- Allocate and lock a global memory block.
- Copy data into the global memory block.
- Unlock the block.
- Transfer the block to the Clipboard with SetClipboardData. (Windows now controls the block).
- Close the clipboard with CloseClipboard. (So other programs can access it).
var DelphiGuide: TMember; ... MemberPointer : ^TMember; ... //fill some dummy data DelphiGuide.Name := 'Zarko Gajic'; DelphiGuide.eMail := 'firstname.lastname@example.org'; DelphiGuide.Posts := 15; OurFormat := RegisterClipboardFormat('CF_TMember') ; if OpenClipboard(Handle) then begin EmptyClipboard; MemberHandle := GlobalAlloc(GMEM_DDESHARE or GMEM_MOVEABLE, SizeOf(TMember)) ; MemberPointer := GlobalLock(MemberHandle) ; MemberPointer^.Name := DelphiGuide.Name; MemberPointer^.eMail := DelphiGuide.eMail; MemberPointer^.Posts := DelphiGuide.Posts; GlobalUnLock(MemberHandle) ; SetClipboardData(OurFormat,MemberHandle) ; CloseClipboard() ; end;
Again, to act whenever the contents of the clipboard changes we need to respond to a WM_DrawClipboard message. We use the HasFormat function to find out whether the clipboard contains data encoded in a specific format.
Getting custom format data from the clipboard is coded in the following way:
- Open the clipboard with OpenClipboard.
- Get a handle to the clipboard data with GetClipboardData.
- Allocate and lock a memory block to hold the clipboard data.
- Lock the clipboard data block.
- Copy data from the clipboard data block to the program’s data block (The data can now be manipulated by the application).
- Unlock both memory blocks.
- Close the clipboard with CloseClipboard.
if Clipboard.HasFormat(OurFormat) then begin if OpenClipboard(Handle) then begin MemberInClip := GetClipboardData(OurFormat) ; MemberPointer := GlobalLock(MemberInClip) ; with AMember do begin Name := MemberPointer^.Name; eMail := MemberPointer^.eMail; Posts := MemberPointer^.Posts; end; GlobalUnLock(MemberInClip) ; CloseClipboard() ; with Memo1.Lines do begin Clear; Add('Clipboard has TMember data:') ; Add(AMember.Name) ; Add(AMember.email) ; Add(IntToStr(AMember.Posts)) ; end; end; end;

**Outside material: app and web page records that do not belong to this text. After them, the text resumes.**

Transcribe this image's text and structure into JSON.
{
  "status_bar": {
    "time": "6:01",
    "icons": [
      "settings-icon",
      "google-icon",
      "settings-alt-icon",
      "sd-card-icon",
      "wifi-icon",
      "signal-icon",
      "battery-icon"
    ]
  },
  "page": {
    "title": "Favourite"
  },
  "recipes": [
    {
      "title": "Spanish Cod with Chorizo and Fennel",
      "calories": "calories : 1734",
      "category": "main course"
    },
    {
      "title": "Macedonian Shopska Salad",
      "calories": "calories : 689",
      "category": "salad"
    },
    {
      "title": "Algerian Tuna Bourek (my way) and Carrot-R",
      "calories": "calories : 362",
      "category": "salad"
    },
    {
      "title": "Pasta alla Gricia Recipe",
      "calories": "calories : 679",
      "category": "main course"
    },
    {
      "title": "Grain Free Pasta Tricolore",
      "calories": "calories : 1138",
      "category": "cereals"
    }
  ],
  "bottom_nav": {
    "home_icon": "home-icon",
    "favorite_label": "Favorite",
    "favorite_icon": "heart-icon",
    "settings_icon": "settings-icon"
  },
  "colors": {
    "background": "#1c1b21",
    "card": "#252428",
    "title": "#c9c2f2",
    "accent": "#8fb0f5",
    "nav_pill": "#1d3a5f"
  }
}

Note: in normal situation we’ll have one Delphi application sending data to the clipboard and another Delphi application getting data from it. Since this is the demo project we have only one application running – we send custom formatted data to the clipboard in the OnCreate event for the form. In the same form, we are handling the clipboard change notification, therefore when we start our project, Memo1 component is filled with data from the clipboard – i.e. the data we are sending when the form is created.
Are You in Control Now?
That’s it. We have the clipboard working just as we would like it to. No one can send data to the clipboard without us knowing that something is going on. Even more: we can copy and paste program-specific data to the clipboard.
However, some questions stay unanswered: What is the best way of sending an array of TMember variables to another Delphi application; what will happen if some other application is register ‘CF_TMember’ with some other format, and so on.